- TASK DIRECTIONS
Copy out each line of the data below in which "Optional" appears.
⟨
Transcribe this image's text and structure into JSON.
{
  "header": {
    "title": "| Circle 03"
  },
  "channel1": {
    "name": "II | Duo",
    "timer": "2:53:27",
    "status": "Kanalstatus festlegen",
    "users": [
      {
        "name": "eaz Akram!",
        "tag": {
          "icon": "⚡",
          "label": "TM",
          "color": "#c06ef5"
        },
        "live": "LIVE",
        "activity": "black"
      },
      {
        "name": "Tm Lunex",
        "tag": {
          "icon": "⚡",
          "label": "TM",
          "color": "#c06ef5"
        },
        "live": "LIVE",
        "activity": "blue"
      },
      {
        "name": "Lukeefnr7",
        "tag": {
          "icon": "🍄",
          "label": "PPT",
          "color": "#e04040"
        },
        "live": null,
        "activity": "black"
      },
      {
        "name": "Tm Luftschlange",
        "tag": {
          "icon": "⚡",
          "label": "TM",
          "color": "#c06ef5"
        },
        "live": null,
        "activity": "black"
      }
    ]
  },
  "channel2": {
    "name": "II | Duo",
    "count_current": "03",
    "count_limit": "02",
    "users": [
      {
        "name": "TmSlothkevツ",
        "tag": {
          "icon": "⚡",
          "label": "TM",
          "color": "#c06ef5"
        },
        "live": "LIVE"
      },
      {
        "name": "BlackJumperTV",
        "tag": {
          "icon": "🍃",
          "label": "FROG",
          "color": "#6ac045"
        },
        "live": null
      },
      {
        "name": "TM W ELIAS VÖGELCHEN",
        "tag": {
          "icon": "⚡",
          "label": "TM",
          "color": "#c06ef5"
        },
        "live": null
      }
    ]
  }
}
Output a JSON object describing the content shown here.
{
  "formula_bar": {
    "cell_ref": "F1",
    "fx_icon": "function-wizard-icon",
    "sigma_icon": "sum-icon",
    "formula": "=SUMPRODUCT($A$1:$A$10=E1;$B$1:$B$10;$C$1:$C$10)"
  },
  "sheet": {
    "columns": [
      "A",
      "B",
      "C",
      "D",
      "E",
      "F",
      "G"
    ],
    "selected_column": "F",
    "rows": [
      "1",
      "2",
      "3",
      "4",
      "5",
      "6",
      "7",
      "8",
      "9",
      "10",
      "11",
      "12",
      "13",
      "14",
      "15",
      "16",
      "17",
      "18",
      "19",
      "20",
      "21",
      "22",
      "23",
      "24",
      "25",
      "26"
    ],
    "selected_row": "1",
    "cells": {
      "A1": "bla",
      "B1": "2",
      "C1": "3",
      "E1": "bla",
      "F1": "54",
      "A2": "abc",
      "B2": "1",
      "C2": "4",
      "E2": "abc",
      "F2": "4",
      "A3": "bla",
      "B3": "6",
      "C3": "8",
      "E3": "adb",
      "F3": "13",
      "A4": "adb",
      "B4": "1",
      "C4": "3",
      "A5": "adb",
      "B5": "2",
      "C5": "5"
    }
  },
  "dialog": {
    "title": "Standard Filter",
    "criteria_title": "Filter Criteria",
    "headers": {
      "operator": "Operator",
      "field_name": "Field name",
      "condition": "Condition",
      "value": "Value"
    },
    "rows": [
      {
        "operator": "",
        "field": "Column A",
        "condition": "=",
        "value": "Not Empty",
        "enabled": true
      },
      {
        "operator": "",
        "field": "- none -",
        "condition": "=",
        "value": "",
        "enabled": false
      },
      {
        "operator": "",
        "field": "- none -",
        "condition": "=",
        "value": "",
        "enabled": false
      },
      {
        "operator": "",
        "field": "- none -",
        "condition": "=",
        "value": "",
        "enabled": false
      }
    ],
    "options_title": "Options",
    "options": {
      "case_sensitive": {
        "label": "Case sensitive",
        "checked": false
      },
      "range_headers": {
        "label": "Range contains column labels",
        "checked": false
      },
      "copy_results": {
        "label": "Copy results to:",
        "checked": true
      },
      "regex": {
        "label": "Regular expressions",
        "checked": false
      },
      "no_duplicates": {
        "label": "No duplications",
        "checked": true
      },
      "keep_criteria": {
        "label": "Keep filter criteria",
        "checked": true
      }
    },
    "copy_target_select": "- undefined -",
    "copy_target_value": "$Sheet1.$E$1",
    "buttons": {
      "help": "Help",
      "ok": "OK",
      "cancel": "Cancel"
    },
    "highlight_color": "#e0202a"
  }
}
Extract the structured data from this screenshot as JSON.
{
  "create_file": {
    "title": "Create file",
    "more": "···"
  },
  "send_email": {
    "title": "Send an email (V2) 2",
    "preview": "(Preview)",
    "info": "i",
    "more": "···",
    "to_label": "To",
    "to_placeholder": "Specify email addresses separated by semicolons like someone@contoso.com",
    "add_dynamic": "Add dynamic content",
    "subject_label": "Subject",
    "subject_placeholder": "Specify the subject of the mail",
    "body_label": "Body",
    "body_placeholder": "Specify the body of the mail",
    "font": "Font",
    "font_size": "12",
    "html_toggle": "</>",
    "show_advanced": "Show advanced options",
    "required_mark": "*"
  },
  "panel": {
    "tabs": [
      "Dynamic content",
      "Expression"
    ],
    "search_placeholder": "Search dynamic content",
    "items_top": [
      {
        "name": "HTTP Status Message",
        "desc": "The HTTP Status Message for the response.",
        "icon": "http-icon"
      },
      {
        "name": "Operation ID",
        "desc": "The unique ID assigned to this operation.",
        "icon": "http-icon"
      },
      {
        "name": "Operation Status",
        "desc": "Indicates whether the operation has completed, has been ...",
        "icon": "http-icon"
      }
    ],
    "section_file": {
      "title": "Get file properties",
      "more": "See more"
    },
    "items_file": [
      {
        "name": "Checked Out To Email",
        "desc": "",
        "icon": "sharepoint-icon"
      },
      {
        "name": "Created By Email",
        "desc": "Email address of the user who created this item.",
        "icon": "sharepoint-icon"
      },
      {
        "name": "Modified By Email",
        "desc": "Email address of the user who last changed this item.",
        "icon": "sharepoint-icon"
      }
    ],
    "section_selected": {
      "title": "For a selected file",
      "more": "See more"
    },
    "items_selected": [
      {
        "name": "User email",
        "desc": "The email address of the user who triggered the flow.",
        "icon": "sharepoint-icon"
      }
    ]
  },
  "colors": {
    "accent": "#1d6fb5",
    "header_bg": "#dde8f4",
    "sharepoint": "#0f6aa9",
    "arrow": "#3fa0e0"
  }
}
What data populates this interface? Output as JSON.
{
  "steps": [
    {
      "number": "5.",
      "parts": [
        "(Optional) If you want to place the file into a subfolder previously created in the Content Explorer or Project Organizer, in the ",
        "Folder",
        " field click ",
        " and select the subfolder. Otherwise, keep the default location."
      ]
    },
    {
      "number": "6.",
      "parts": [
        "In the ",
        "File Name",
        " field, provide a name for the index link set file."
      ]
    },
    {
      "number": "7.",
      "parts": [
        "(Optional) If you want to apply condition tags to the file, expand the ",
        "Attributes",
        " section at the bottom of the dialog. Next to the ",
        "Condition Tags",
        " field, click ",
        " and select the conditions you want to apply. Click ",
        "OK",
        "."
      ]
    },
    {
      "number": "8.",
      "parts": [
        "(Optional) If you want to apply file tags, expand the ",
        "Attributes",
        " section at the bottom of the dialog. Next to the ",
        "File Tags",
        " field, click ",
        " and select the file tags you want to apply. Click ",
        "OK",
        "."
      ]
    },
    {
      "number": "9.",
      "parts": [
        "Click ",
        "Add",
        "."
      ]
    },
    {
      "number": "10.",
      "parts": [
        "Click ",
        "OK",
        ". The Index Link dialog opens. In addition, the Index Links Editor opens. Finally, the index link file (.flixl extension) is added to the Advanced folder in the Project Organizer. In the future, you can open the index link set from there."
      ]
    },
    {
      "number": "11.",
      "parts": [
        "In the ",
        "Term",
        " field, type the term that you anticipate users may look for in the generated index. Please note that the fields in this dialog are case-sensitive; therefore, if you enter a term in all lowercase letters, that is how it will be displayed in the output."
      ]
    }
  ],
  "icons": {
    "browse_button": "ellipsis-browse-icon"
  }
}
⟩
- SOLUTION TO THIS PROBLEM
        "(Optional) If you want to place the file into a subfolder previously created in the Content Explorer or Project Organizer, in the ",
        "(Optional) If you want to apply condition tags to the file, expand the ",
        "(Optional) If you want to apply file tags, expand the ",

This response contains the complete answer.